First, investors, as part of constructing a portfolio strategy, should, in conjunction with their advisor(s), prepare a carefully developed projection of their financial outlook and objectives.
Second, investors must recognize that investment decisions, designed to implement a portfolio strategy, rely on estimates of future corporate operating results, expectations for inflation, and interest rates among other factors. These other dynamics include both political and economic assumptions, usually prepared by others.
Estimates are just that – a projection based on the best information available at the time. Accordingly, it is essential to diligently make mid-course corrections as new information becomes available. For example, longer term estimates of corporate earnings should be reviewed after each quarterly report to assess the potential impact of current results versus estimated future earnings.
As noted above, investment decisions are generally based on estimates. Consequently, it is very important to understand the source and quality of any projections that are being employed to support the decision making process.

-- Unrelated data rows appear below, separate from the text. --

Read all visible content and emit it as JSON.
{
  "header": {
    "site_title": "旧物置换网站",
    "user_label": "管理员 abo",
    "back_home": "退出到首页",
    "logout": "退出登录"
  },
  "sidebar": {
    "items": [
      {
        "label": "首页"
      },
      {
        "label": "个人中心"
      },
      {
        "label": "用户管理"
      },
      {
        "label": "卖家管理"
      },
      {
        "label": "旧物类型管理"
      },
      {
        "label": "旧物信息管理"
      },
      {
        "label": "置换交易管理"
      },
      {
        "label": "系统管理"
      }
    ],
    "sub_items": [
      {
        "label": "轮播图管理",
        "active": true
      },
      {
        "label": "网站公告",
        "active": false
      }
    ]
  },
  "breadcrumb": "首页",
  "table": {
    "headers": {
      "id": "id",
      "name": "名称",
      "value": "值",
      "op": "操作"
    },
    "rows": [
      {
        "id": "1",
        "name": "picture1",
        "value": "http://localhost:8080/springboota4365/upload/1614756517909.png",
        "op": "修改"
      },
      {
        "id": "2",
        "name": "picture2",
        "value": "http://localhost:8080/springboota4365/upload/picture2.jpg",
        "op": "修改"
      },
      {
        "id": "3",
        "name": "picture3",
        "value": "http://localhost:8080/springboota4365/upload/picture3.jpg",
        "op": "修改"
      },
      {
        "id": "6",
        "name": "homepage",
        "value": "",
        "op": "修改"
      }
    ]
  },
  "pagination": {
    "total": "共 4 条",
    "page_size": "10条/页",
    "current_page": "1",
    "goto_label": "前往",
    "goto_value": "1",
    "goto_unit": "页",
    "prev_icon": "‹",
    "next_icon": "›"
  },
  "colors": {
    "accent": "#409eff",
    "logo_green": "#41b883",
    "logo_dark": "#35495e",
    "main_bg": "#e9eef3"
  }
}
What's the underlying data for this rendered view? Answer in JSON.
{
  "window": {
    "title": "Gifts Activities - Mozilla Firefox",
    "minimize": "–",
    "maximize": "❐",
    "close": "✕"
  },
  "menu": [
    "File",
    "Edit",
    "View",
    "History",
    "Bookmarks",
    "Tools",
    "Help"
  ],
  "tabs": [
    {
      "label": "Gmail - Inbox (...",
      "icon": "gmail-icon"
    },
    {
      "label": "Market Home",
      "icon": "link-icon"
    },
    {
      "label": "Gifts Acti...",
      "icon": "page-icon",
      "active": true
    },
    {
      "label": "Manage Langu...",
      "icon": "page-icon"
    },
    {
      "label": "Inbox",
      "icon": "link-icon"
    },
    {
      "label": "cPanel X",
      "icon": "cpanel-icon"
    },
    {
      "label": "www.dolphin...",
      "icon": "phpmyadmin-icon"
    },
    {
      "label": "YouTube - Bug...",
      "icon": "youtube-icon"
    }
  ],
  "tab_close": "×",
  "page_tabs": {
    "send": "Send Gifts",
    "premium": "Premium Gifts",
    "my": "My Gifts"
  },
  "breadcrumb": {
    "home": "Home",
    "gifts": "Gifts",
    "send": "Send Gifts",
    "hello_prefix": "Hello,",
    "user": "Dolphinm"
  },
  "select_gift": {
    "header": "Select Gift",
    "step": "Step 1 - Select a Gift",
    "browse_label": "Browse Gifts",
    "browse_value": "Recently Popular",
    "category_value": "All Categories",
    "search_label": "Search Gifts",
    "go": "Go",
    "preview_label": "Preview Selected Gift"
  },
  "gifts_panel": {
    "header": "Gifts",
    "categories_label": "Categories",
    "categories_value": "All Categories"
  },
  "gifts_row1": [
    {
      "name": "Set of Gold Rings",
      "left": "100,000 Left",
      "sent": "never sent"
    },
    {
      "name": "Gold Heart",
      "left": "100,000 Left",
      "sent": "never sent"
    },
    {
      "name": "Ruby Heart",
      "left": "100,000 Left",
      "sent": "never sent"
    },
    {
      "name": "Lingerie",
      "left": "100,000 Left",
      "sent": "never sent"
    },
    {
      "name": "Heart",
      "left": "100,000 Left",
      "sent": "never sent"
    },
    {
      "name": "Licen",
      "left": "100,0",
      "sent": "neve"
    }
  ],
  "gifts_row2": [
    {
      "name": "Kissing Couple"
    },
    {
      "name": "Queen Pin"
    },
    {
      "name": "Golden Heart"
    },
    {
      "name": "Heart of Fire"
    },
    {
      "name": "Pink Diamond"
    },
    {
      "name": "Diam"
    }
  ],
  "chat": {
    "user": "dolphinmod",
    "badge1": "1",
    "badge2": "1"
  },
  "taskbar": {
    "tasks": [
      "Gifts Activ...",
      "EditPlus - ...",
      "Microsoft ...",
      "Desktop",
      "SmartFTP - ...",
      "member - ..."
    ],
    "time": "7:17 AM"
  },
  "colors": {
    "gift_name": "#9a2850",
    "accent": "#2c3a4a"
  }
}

It is not unusual for estimators to have biases, and in some instances, agendas. Biased or agenda driven forecasts are frequently not revised to reflect new information, particularly if new data casts doubt on the original premise. Assessing the quality and source of estimates are an important part of the investment process.
All comments and suggestions are welcome.
Walter J. Kirchberger, CFA®